— In another way, we are accomplices. We don’t watch Terror in Resonance hoping that the boys don’t succeed in their plans. I mean, perhaps later in the story, we’ll hope that they get caught. But right now? We do want to see Tokyo get rocked with explosions. We do want to see their acts of terror succeed. We wouldn’t have a story otherwise. Nevertheless, by even paying attention, we help to set the events in motion.
— So Nine and Twelve are escapees from an institute. We even see them break into a Nuclear Fuel Reprocessing Facility, which must be no easy task. They’ve also planned out the attack on Shinjuku for quite some time now. Therefore, these two boys are very capable and very highly intelligent. Have they been experimented on? Are they special in some way? Perhaps they are not even entirely human. The possibilities are endless at the moment.
— Speaking of the Nuclear Fuel Reprocessing Facility, Nine and Twelve stole something very dangerous — dangerous enough that their pursuers were afraid to open fire on the two boys. Well, what would an anime about terrorism be without an atomic bomb rearing its ugly head at some point?
— What does VON mean or stand for?
— I thought it was an impressive bit of animation when we got the first-person perspective of the boys escaping on the snowmobile.
— The boys hide their bombs in Kururin, some generic, cutesy mascot. This is subversive in a way, because cuteness has often been used by the authorities to shape public perception in Japan, i.e. “authority cuteness.” The boys are using that same cuteness to attack the power structures of Japan. This is literally represented by skyscrapers — amalgamations of steel, concrete, and human ingenuity — crashing down to the ground, turning into dust and debris. Skyscrapers are part of what makes Tokyo an iconic city, after all. More importantly, however, Shinjuku represents an important commercial and administrative center in Tokyo. I mean, does this building look familiar to you?
It’s the Tokyo Metropolitan Government Building. Cuteness is, therefore, being used to undermine authority.
— Does Twelve have an unnaturally keen sense of smell?
— Things seem to come in pairs in this first episode. Lisa, for instance, finds herself escaping to the restroom twice. She also feels sick in them twice. She even dumps her lunch into the toilet in the first instance. Is this a sign of some sort of eating disorder?
— Nine seems to be haunted by his dreams. Is Twelve less affected by their past, or is he just better at hiding his trauma, especially with his super positive personality? Is his cheerful demeanor just a facade or is it real?

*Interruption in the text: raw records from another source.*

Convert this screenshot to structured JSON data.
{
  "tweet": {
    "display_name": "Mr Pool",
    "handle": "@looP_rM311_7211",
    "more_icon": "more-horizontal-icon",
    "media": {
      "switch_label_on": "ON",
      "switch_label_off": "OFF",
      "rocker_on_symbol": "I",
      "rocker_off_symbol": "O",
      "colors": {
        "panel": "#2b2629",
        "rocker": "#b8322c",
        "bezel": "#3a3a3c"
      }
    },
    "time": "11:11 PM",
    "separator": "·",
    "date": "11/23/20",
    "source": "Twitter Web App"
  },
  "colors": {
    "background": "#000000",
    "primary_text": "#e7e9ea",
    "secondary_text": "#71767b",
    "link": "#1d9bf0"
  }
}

— Nine mentions that they were too weak to save their friends, but things are different now. Is terrorism thus a display of power?
— In the panic and chaos, we see Twelve mocking the children’s fear. Just another sign that he’s a bit of a bully himself.